The new order also suspends the entire refugee program for four months. According to Refugee Services of Texas, of the 112 refugees approved by the United Nations and the U.S. State Department to be resettled in Texas by the end of February, 57 have been canceled because of the ban. The state of Texas takes in the second highest number of refugees across the country, based on statistics from UNHCR, the UN Refugee Agency.
“The consistent and inappropriate conflation between refugees and terrorism is unfounded and unconscionable and represents a dark moment in the history of the United States,” said Aaron Rippenkroeger, president and CEO of Refugee Services of Texas, in a statement. “Refugees are fleeing violence and persecution to find a new home for their families in peace and safety.”
For now, the order affects citizens of six Muslim-majority countries, including Iran, Libya, Somalia, Sudan, Syria and Yemen.
U.S. Attorney General Jeff Sessions, who's currently under scrutiny for his interactions with Russia during the presidential campaign, spoke to reporters Monday about the ban.
“Three of these nations are state sponsors of terrorism," he said. "The other three have served as safe havens for terrorist countries, countries where governments have lost control of their territory to terrorist groups like ISIL or Al Qaeda and its affiliates. This increases the risk that people are admitted here from these countries may belong to terrorist groups or may have been radicalized by them.”
In response to the revised immigration order, Texas Attorney General Ken Paxton released a statement that read in part, “President Trump’s action shows decisiveness in answer to a very real danger.”
The American Civil Liberties Union condemns the new order. Omar Jadwat, director of the ACLU’s Immigrants’ Rights Project also released a statement, saying in part that “the only way to fix the Muslim ban is not have a Muslim ban.”
It's a sentiment shared by critics of the order in Dallas like Chris Hamilton, an attorney who went to D/FW Airport following the original ban to help fight the order.

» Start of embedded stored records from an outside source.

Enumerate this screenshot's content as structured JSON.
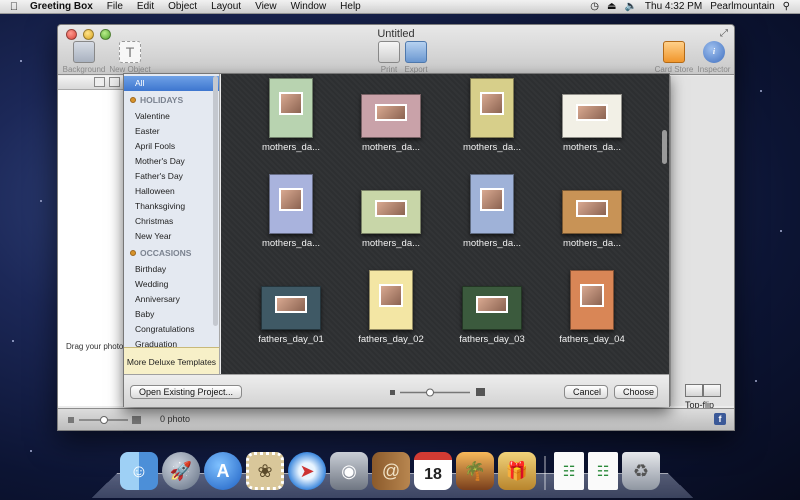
{
  "menubar": {
    "app_name": "Greeting Box",
    "items": [
      "File",
      "Edit",
      "Object",
      "Layout",
      "View",
      "Window",
      "Help"
    ],
    "clock": "Thu 4:32 PM",
    "user": "Pearlmountain"
  },
  "window": {
    "title": "Untitled",
    "toolbar": {
      "background": "Background",
      "new_object": "New Object",
      "print": "Print",
      "export": "Export",
      "card_store": "Card Store",
      "inspector": "Inspector"
    },
    "drag_hint": "Drag your photos",
    "photo_count": "0 photo",
    "top_flip": "Top-flip"
  },
  "sheet": {
    "categories": {
      "all": "All",
      "holidays_header": "HOLIDAYS",
      "holidays": [
        "Valentine",
        "Easter",
        "April Fools",
        "Mother's Day",
        "Father's Day",
        "Halloween",
        "Thanksgiving",
        "Christmas",
        "New Year"
      ],
      "occasions_header": "OCCASIONS",
      "occasions": [
        "Birthday",
        "Wedding",
        "Anniversary",
        "Baby",
        "Congratulations",
        "Graduation"
      ]
    },
    "deluxe": "More Deluxe Templates",
    "templates": [
      {
        "name": "mothers_da...",
        "color": "#b8d3b0"
      },
      {
        "name": "mothers_da...",
        "color": "#c9a2a9"
      },
      {
        "name": "mothers_da...",
        "color": "#d7cf8a"
      },
      {
        "name": "mothers_da...",
        "color": "#f2f0e6"
      },
      {
        "name": "mothers_da...",
        "color": "#a9b3dd"
      },
      {
        "name": "mothers_da...",
        "color": "#c8d6a8"
      },
      {
        "name": "mothers_da...",
        "color": "#9fb2d8"
      },
      {
        "name": "mothers_da...",
        "color": "#c89356"
      },
      {
        "name": "fathers_day_01",
        "color": "#3f5965"
      },
      {
        "name": "fathers_day_02",
        "color": "#f3e6a4"
      },
      {
        "name": "fathers_day_03",
        "color": "#3b5a3d"
      },
      {
        "name": "fathers_day_04",
        "color": "#d98656"
      }
    ],
    "buttons": {
      "open_existing": "Open Existing Project...",
      "cancel": "Cancel",
      "choose": "Choose"
    }
  },
  "dock": {
    "icons": [
      "finder-icon",
      "launchpad-icon",
      "app-store-icon",
      "stamp-app-icon",
      "safari-icon",
      "facetime-icon",
      "address-book-icon",
      "calendar-icon",
      "iphoto-icon",
      "greeting-box-icon",
      "document-icon",
      "document-icon",
      "trash-icon"
    ],
    "calendar_day": "18"
  }
}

“I don’t think that this order is going to create the same chaos as the last one," he said. It does look like lawyers reviewed it. But it still fundamentally violates the separation of church and state. To have an order that continues to fulfill a campaign promise that was referred to as a Muslim Ban, violates the constitution.”